What is GMM and Agglomerative clustering?

A Gaussian mixture is a statistical model that assumes all the data points are generated from a linear combination of multivariate Gaussian distributions. This assumption has unknown parameters that can be estimated from the data, which we refer to as hyperparameters. Firstly, K-means employs the Gaussian distributions and centers of latent Gaussians. However, unlike K-means, the covariance structure of the distributions are also taken into account. The algorithm uses the EM algorithm to iteratively find the distribution parameters that maximize a model quality measure called log-likelihood. The key steps performed in this model are:

  1. Initialize ~~{k y} gaussian distributions
  2. Equally weight each point and find probability of that the point is associated with distribution
  3. Please recalculate the distribution parameters based on the probability associated with each point.
  4. Repeat process until the log-likelihood is maximized.

There are 4 options for calculating covariances in GMM:

  1. Full: “Each distribution has its own general covariance matrix” is true for
  2. Tied: All distributions share a general covariance matrix.
  3. Diag: Generally speaking, each distribution has its own covariance matrix.
  4. Spherical: Every distribution has its own individual variance

We have to make decisions about the covariance type, as well as the number of clusters in a model.
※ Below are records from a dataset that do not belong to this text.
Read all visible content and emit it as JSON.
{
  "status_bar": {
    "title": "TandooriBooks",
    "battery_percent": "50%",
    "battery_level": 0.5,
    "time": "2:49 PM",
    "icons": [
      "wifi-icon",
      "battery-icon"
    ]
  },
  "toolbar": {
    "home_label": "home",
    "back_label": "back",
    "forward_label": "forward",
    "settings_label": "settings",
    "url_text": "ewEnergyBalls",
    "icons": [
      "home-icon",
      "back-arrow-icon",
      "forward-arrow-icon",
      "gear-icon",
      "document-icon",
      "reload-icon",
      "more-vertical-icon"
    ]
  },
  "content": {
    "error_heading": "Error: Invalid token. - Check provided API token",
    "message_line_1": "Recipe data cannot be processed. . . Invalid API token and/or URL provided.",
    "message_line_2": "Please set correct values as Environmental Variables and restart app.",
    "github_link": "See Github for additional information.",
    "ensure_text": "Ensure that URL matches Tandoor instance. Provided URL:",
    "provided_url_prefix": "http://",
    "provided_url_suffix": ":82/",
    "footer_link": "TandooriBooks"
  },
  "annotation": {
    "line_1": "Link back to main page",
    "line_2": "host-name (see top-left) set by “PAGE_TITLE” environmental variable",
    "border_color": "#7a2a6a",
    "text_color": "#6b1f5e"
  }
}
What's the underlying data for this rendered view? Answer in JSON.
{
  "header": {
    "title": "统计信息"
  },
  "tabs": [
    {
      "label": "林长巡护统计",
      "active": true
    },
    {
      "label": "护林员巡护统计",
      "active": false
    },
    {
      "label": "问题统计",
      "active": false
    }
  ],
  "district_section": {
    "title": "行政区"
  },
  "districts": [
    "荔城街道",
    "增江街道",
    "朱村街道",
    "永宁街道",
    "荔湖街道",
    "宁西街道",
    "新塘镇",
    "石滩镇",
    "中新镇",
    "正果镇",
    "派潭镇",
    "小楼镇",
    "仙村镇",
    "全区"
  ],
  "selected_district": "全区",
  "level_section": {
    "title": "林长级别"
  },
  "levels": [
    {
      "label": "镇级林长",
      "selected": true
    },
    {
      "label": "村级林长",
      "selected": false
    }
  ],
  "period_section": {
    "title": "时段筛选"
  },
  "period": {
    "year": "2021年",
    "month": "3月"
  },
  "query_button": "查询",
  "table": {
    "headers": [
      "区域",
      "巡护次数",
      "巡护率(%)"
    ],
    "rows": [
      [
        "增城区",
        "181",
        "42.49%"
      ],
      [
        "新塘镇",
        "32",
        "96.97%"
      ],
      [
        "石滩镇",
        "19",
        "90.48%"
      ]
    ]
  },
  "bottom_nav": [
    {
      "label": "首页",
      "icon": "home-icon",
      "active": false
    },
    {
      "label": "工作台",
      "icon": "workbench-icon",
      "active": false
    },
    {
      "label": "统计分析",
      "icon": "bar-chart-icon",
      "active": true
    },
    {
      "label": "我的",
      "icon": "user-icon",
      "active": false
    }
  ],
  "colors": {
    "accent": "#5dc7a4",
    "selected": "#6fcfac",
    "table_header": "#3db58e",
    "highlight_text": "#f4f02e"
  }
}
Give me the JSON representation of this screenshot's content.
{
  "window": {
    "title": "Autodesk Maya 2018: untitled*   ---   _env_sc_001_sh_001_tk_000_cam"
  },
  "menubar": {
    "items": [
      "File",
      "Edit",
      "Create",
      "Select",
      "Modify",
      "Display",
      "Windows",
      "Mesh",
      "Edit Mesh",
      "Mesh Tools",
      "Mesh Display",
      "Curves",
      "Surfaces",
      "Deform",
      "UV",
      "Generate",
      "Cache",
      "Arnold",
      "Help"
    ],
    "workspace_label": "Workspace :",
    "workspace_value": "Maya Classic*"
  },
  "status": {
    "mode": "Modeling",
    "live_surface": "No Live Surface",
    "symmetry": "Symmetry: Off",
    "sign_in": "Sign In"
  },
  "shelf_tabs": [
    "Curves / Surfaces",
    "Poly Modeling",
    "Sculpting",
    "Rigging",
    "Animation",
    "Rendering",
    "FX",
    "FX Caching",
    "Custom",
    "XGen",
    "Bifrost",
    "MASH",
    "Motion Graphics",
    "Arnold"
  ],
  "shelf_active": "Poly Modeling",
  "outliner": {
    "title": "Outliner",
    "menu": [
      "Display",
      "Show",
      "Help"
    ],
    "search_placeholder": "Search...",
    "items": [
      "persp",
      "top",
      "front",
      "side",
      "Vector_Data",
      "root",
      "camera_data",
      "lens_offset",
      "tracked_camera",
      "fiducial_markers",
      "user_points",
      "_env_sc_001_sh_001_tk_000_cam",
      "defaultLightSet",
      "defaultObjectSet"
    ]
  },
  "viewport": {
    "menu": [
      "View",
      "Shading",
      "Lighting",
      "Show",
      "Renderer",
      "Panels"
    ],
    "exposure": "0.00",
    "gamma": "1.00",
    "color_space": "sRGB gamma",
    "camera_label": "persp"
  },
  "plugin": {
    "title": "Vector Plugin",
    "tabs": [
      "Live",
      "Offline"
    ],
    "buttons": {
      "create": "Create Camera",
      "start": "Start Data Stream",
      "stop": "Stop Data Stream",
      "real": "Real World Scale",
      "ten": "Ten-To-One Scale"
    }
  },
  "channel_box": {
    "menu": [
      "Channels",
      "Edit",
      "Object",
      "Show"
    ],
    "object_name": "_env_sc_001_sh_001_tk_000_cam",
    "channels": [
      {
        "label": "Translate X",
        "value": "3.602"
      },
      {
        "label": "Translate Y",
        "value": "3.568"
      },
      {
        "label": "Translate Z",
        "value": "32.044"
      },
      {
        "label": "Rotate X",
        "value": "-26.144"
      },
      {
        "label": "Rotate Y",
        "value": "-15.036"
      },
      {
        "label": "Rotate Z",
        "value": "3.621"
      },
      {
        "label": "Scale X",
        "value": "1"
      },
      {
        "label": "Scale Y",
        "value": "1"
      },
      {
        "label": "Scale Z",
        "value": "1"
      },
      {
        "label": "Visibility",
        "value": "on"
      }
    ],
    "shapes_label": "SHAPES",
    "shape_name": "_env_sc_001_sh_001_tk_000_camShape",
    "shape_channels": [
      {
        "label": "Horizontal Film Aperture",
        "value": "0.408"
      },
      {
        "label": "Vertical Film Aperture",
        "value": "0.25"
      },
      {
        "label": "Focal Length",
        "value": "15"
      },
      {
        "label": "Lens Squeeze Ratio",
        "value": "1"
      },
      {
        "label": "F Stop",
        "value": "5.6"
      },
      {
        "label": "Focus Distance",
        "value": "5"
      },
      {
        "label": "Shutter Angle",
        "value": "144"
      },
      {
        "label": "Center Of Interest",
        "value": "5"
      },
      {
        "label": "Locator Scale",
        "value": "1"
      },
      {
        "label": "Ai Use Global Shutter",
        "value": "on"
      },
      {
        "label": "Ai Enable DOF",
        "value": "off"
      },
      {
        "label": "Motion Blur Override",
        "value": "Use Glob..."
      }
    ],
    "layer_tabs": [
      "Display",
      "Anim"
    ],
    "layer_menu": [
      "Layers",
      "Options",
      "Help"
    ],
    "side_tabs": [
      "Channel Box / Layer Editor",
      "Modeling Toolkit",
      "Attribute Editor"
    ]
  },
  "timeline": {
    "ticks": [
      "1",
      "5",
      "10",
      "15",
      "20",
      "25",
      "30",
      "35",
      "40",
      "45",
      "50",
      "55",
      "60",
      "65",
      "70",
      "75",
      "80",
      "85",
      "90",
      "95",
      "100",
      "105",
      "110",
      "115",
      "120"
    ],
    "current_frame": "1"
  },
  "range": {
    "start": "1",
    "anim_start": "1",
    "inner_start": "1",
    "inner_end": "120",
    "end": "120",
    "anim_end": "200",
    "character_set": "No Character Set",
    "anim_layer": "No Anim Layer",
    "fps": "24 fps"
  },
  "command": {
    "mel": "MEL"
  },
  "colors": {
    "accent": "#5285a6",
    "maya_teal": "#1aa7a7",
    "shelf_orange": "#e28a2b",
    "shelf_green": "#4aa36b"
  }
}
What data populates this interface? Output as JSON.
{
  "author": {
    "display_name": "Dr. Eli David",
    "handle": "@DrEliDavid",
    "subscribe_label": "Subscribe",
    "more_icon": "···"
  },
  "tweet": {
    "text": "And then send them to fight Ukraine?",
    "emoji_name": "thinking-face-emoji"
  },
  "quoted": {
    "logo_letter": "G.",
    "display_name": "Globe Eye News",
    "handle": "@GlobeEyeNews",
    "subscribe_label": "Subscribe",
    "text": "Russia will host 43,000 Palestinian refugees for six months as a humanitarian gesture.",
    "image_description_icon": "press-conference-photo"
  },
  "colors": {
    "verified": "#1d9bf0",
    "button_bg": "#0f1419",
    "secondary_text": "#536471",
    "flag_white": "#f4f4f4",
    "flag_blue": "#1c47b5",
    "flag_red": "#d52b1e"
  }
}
BIC score, Silhouette score, Calinski Harabasz score and Davies Bouldin are used for selecting both parameters with grid search.

Agglomerative clustering is a family of clustering algorithms that builds nested clusters successively. This hierarchy of clusters can be represented as a tree diagram known as a dendrogram. The top of the tree contains all data points while the bottom gives you individual points. You can link data points together in a successive manner with:

  • Single linkage: The distance between the two clusters is minimized by centering the covariance matrix in these observations. around the central value for each cluster. A final multivariate distance matrix is then calculated between these two sets of clusters.
  • Complete or Maximum linkage: Uses the same measure of cluster compactness as the Fowlkes-Mallows criterion, but with absolute maximum distance instead of the sum of squared distance Closeness is the minimum number of clusters that can be placed next to a single point without crossing clusters.
  • Average linkage: (Method) The distance between each observation and the average of clusters is minimized.
  • Ward: For our exercise, we will be using hierarchical clustering which is an extension of the k-means algorithm. Minimizing the sum of squared differences between all clusters is conceptually similar but this software requires you to specify levels.

Popular Posts

Spread the knowledge

Leave a Reply

Your email address will not be published. Required fields are marked *